What is Rubeosis iridis?
Rubeosis iridis is a condition which causes abnormal blood vessel growth on the iris and the structures in the front of the eye.
When the retina has been deprived of oxygen, these abnormal blood vessels form to supply oxygen to the front of the eye. The formation of these vessels obstructs the drainage of aqueous fluid from the front of the eye, causing elevated eye pressure. This usually leads to neovascular glaucoma.
How common is Rubeosis iridis?
Rubeosis iridis is often associated with diabetes, but may also be caused by central retinal vein occlusion, ocular ischemic syndrome, and chronic retinal detachment.
What are the symptoms of Rubeosis iridis?
The most common symptom of Rubeosis iridis is a gradual loss of peripheral vision related to the secondary problem of glaucoma. Rubeosis is usually undetectable with the naked eye.
How is Rubeosis iridis treated?
It may be treated with injections of anti-VEGF medications, which act quickly, but the effects of which last only about six weeks. Permanent reversal can be achieved with pan retinal photocoagulation (PRP), which is slower to act. PRP is often used subsequent to anti-VEGF medications.

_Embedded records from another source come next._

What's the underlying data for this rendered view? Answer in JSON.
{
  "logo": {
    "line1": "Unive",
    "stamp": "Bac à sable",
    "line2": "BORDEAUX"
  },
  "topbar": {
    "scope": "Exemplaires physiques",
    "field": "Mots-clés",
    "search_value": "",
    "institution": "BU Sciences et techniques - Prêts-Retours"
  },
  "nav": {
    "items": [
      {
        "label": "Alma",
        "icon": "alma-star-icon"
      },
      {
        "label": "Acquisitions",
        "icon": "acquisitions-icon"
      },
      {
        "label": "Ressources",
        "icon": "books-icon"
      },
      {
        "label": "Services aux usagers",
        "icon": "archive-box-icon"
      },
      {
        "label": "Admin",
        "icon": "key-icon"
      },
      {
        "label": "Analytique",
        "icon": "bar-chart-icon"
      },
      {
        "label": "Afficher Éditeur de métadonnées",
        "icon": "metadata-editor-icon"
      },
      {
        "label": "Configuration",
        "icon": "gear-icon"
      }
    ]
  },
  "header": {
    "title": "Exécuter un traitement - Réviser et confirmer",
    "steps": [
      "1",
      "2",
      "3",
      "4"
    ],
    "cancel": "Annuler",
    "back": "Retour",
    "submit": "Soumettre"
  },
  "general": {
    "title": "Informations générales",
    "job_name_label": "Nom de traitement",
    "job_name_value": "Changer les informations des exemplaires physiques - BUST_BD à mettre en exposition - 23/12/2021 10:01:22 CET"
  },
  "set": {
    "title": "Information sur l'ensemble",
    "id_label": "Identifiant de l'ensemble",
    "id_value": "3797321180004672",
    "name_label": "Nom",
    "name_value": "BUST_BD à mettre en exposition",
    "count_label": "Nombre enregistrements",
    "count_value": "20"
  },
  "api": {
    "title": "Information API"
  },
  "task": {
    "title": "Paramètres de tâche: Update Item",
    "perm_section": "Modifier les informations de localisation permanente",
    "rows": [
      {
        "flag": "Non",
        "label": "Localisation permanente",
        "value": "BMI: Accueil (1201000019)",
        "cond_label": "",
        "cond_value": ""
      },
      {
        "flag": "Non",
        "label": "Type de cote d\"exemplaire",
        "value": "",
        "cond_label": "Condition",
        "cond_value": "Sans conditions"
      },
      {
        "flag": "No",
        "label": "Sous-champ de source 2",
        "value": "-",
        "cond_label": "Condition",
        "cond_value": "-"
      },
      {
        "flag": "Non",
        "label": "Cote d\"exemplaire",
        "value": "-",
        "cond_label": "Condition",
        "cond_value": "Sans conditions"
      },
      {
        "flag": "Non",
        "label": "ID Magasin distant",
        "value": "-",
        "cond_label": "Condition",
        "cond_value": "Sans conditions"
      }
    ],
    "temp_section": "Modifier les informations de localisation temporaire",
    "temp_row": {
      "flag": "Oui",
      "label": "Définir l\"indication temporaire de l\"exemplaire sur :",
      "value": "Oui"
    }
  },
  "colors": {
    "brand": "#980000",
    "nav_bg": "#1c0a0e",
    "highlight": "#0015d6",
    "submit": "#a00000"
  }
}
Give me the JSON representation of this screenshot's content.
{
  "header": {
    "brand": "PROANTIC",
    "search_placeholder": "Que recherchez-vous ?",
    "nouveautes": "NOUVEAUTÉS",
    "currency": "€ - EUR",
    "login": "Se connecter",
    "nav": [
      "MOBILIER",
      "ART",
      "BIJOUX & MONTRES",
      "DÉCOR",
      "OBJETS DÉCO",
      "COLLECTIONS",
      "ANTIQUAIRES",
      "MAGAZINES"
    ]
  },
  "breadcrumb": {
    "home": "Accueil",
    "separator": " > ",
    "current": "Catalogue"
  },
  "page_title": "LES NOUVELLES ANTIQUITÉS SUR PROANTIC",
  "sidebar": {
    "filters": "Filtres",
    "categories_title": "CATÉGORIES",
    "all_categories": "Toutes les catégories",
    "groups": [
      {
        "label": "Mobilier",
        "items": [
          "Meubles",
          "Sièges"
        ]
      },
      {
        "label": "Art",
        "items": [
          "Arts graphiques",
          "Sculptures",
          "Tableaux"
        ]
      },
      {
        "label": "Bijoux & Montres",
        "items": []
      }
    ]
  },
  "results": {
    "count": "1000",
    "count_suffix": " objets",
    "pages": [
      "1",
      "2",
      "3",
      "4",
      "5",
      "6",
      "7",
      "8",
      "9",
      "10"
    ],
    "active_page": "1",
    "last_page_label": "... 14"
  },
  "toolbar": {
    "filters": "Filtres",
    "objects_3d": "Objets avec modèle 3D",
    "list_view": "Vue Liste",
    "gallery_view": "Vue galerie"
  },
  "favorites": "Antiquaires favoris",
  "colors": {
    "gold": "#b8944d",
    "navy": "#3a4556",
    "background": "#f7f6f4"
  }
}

If you have not received treatment or advice, or suffered any symptoms in the past five years choose a moratorium product.